Ms Marsh had previously spent 10 years at NFP aged and community care provider Feros Care where she was responsible, amongst other things, for ensuring compliance with a range of regulatory and quality frameworks via maintenance of the company’s integrated quality, governance and risk management system.
Ms Marsh will have overall responsibility for driving quality through the G8 network and will be the executive held accountable for quality performance going forward.
Working with Ms Marsh will be the Head of Early Education and Learning, a new position created to own pedagogy and curriculum delivery, a recently established quality assurance function designed to assess quality performance across the network on a real-time basis and a network of team members aligned on ‘quality driven’ objectives and expectations.

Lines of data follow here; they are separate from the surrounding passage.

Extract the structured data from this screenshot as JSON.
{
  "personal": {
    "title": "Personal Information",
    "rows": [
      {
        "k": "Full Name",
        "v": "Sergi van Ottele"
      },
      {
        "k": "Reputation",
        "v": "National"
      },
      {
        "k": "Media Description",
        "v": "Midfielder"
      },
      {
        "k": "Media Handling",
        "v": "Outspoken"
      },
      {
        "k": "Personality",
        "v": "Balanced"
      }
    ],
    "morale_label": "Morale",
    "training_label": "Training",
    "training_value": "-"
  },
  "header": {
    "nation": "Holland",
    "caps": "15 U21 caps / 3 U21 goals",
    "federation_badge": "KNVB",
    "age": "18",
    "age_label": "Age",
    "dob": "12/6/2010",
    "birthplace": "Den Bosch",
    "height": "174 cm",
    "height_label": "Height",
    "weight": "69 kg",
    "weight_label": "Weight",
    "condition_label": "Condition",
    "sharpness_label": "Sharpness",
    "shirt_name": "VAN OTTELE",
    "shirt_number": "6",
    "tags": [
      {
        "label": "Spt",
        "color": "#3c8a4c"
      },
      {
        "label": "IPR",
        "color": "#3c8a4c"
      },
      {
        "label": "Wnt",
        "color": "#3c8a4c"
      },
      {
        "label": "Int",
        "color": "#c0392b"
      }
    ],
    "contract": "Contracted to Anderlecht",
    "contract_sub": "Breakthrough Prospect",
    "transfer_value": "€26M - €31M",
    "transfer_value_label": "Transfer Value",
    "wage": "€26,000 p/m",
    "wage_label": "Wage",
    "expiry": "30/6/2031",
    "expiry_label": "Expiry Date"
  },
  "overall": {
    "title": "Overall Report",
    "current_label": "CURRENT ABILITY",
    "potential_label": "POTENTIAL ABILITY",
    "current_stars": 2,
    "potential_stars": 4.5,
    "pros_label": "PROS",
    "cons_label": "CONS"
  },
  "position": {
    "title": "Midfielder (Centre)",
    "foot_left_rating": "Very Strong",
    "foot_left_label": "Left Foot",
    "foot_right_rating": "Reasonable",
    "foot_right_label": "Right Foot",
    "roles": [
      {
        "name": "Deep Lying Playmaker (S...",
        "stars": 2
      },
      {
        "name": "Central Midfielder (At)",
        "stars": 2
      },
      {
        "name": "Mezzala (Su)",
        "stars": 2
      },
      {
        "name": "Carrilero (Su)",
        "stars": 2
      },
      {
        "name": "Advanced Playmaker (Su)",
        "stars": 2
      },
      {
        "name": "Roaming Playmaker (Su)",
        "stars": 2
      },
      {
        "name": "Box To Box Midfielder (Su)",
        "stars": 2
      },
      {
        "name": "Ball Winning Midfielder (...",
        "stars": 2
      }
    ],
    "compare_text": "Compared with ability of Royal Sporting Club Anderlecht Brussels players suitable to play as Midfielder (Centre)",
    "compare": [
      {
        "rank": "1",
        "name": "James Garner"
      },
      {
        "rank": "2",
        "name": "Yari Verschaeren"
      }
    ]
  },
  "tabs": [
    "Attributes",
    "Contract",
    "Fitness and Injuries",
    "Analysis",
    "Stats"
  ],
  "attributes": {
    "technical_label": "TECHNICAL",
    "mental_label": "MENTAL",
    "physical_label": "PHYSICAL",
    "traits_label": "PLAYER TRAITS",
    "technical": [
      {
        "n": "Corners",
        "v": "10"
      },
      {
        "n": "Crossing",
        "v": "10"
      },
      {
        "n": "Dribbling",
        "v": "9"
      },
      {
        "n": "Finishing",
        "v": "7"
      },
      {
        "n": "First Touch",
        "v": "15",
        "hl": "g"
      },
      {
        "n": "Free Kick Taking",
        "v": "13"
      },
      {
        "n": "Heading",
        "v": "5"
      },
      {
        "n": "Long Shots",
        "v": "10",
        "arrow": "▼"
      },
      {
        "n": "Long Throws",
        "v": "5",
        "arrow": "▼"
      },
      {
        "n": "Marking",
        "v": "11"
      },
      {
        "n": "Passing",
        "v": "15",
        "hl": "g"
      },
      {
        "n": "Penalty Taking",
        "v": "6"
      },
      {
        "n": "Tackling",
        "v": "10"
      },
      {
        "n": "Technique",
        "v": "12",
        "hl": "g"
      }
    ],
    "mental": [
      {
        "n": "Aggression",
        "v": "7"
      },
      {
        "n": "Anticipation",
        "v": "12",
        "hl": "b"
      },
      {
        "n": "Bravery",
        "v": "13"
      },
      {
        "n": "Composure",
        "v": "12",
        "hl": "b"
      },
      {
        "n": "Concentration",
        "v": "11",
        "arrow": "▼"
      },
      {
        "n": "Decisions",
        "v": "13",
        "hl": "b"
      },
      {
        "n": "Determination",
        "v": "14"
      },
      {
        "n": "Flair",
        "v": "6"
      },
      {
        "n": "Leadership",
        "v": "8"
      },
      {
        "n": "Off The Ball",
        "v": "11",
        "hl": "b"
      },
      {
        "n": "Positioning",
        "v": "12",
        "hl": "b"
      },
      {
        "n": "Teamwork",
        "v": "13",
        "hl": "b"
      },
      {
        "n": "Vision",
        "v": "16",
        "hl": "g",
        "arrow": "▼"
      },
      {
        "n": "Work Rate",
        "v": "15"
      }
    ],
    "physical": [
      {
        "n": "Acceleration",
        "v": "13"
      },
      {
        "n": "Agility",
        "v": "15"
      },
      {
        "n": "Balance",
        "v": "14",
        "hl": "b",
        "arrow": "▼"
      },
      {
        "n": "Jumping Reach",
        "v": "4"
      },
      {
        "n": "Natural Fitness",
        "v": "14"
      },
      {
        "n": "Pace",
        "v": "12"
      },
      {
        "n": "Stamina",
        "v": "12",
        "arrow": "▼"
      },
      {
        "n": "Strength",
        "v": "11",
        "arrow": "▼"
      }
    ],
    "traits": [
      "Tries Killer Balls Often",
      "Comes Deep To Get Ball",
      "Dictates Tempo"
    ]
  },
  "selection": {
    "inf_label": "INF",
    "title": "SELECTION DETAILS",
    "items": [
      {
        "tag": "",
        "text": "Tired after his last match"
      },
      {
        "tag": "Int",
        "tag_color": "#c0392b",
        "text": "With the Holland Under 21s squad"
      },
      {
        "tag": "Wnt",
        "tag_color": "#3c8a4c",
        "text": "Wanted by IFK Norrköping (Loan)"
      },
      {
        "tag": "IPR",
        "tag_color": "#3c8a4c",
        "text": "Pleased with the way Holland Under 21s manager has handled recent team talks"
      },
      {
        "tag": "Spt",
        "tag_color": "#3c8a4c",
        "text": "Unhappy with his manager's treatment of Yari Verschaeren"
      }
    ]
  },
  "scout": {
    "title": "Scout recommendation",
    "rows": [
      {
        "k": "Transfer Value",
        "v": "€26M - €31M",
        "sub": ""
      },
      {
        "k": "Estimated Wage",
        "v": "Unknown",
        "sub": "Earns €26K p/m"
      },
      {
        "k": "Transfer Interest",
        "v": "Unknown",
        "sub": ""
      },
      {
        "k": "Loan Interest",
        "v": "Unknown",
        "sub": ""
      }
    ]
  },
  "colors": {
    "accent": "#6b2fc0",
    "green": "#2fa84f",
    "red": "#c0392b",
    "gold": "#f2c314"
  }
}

And that’s only what we know so far.
“We haven’t yet finally determined what our resource model looks like,” Mr Carroll told The Sector when asked if any more investment would take place but went on to add that “the concept of also having well-qualified people in the field working with our teams and passing on knowledge, including coaching, is certainly what we see as one of the outputs of our new education team.”
Even though the resource model has not been finalised, the team are very clear as to what initiatives must be completed and rolled out to drive the change required.
Perhaps the most visible of these initiatives will be a new G8 curriculum framework that will capture not only the entirety of the National Quality Framework (NQF) but also include the cumulative experience of G8’s centre-based professionals, insights from renowned subject matter experts, and prevailing best practice to create a curriculum foundation that will provide centre-based teams with maximum resource, support and insight to deliver sector-leading programs that will more than deliver against current NQF obligations.
A second important initiative will be the rolling out of a new Child Safety and Protection program that encompasses all of the requirements of Quality Area 2 but also incorporates deeper protections informed by the recommendations forthcoming from the Royal Commission into Institutional Responses to Child Sexual Abuse . The program has been developed with the support of Bravehearts, Australia’s leading child protection organisation.
What is key to note here is that these commitments go above and beyond what is expected from the NQF and signals that G8 is not aiming to just meet their quality obligations, but to exceed them and exceed them by a wide margin.
That is exactly the type of ambition that one would want to see from the largest for profit provider in the sector.
The next leg of G8’s quality journey has now formally begun.